    MUSIC LESSONS: Click here for information on Musiqhub music lessons

    FOR TERM 2 2017
    Click here for details on these activities.
    Click here
    for After School and Holiday Community Based Programmes and Activities for 2017

    What’s Ahead?


    School Times
    School starts:      8.50am
    Interval:             10.30-10.50am
    Lunch:               12.30-1.25pm
    School finishes:   3.00pm

    Term Dates for 2017
    Term 1: Wednesday 1 February to Thursday 13 April 2017
    ~ Waitangi Day Monday 6 February ’17
    ~ Good Friday 14 April
    Term 2: Monday 1 May to Friday 7 July 2017
    ~ Queen’s Birthday Monday 5 June ’17
    Term 3: Monday 24 July to Friday 29 Sept 2017
    Term 4: Monday 16 October to Friday 15 December 2017
    ~ Labour Day Mon 23 October ’17

    Stationery Sales
    Tuesdays and Thursdays: 8.30-8.45am

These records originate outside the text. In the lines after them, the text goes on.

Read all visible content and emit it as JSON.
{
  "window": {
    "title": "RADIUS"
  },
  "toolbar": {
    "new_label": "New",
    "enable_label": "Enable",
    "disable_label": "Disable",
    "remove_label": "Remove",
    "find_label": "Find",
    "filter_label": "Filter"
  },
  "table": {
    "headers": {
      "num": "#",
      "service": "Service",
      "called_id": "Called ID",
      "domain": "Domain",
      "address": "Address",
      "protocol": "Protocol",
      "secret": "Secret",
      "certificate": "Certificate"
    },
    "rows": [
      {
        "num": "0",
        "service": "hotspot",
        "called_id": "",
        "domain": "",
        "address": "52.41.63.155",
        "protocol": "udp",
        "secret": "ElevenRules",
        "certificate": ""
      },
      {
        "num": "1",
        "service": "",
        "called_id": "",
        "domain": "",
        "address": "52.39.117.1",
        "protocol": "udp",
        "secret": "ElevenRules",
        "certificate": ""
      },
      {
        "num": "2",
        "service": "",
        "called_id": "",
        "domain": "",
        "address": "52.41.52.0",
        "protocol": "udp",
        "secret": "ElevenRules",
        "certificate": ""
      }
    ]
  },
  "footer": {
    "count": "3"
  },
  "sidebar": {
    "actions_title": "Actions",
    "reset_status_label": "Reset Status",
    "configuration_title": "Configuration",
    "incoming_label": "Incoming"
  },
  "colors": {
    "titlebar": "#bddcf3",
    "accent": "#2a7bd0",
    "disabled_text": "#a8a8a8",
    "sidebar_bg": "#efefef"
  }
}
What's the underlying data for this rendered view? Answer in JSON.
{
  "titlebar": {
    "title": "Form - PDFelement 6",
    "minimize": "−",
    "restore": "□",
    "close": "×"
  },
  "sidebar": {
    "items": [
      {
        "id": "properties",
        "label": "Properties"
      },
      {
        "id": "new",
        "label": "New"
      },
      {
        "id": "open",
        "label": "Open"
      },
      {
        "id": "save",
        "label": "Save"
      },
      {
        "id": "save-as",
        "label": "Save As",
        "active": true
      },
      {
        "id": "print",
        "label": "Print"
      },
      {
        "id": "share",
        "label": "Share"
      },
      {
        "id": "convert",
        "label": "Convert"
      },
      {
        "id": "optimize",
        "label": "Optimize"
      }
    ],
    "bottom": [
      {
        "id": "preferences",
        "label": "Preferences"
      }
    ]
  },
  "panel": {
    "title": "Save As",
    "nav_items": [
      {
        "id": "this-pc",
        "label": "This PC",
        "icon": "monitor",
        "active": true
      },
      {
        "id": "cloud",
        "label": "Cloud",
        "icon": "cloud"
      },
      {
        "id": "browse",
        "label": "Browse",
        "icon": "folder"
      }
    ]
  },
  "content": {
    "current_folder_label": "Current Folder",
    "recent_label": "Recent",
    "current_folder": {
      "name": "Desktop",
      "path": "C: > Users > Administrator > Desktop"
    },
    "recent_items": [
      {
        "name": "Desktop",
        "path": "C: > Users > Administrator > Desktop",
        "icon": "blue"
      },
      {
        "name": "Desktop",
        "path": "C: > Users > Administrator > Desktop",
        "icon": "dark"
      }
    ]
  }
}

    Uniform Shop
    – half way up dragon drive in the old dental clinic

    OPEN FRIDAYS only: 8.15-8.45am
    Orders and payments for uniform can be made online on our website ~ Click hereSave

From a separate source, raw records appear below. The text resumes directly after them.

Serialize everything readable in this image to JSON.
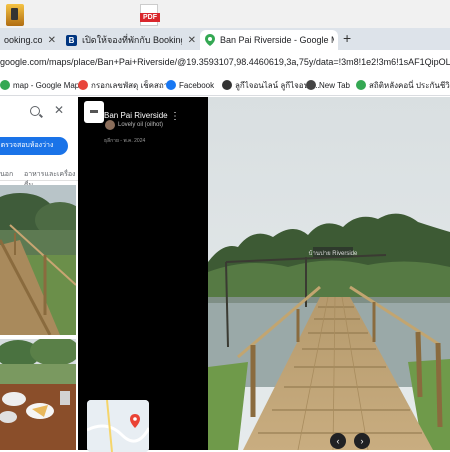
{
  "desktop": {
    "pdf_label": "PDF"
  },
  "tabs": [
    {
      "label": "ooking.com",
      "favicon": "B",
      "color": "#003580"
    },
    {
      "label": "เปิดให้จองที่พักกับ Booking.com",
      "favicon": "B",
      "color": "#003580"
    },
    {
      "label": "Ban Pai Riverside - Google Maps",
      "favicon": "maps-pin",
      "color": "#34a853"
    }
  ],
  "url": "google.com/maps/place/Ban+Pai+Riverside/@19.3593107,98.4460619,3a,75y/data=!3m8!1e2!3m6!1sAF1QipOL_FdW0tmeLqVS",
  "bookmarks": [
    {
      "label": "map - Google Maps",
      "color": "#34a853"
    },
    {
      "label": "กรอกเลขพัสดุ เช็คสถา...",
      "color": "#e8453c"
    },
    {
      "label": "Facebook",
      "color": "#1877f2"
    },
    {
      "label": "ลูกีไจอนไลน์ ลูกีไจอนไ...",
      "color": "#333333"
    },
    {
      "label": "New Tab",
      "color": "#444444"
    },
    {
      "label": "สถิติหลังคอนี่ ประกันชีวิตที่...",
      "color": "#34a853"
    }
  ],
  "left_panel": {
    "check_button": "ตรวจสอบห้องว่าง",
    "tab1": "นอก",
    "tab2": "อาหารและเครื่องดื่ม"
  },
  "photo_viewer": {
    "place_name": "Ban Pai Riverside",
    "author": "Lovely oil (oilhot)",
    "date": "ธุลีกาย - พ.ค. 2024",
    "sign_text": "บ้านปาย Riverside"
  },
  "colors": {
    "accent": "#1a73e8",
    "black_panel": "#000000"
  }
}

    Lunch Orders
    1. ‘Daily Lunch and Catering’ ordered through ezLUNCH: Mondays, Tuesdays and Thursdays – ONLINE ORDERS ONLY
    Join ezlunch today  and Place an order  Sushi is available through Daily Lunch and Catering
    2. Pita Pit: ordered through ezLUNCH: Thursdays – ONLINE ORDERS ONLY
    Join ezlunch today  and Place an order
    3. Subway: Wed and Fri – ONLINE ORDERS ONLY
    Register to order online at

    School Dental Service
    8b Ngaio St Orakei Ph5200603.

    The dental team will be posting letters to all new entrants to our school as required.

     Remember to ‘like’ Victoria Avenue School on Facebook.facebook_like_small

    PLEASE, PLEASE CHECK FOR NITS – a number of classes have reported nits and if your infected child is not treated then many others will be!
    Here is a link from NZ Health for info and treatment.


    Reminder school Banking is on every Wednesday
    To join go to the ASB display/banking box in the foyer.

    VAS School App

    To download the app for free on iPhone or Android click this link.

    Fundraiser – $5 to the School for each Subscription to NZ Rugby World Kids Magazine

    Langhills Publishing is offering our school the opportunity to sell subscriptions to NZ Rugby World Kids magazine and keep $5 for every one sold. Please click here for the flyer to subscribe. The offer runs until 31 May.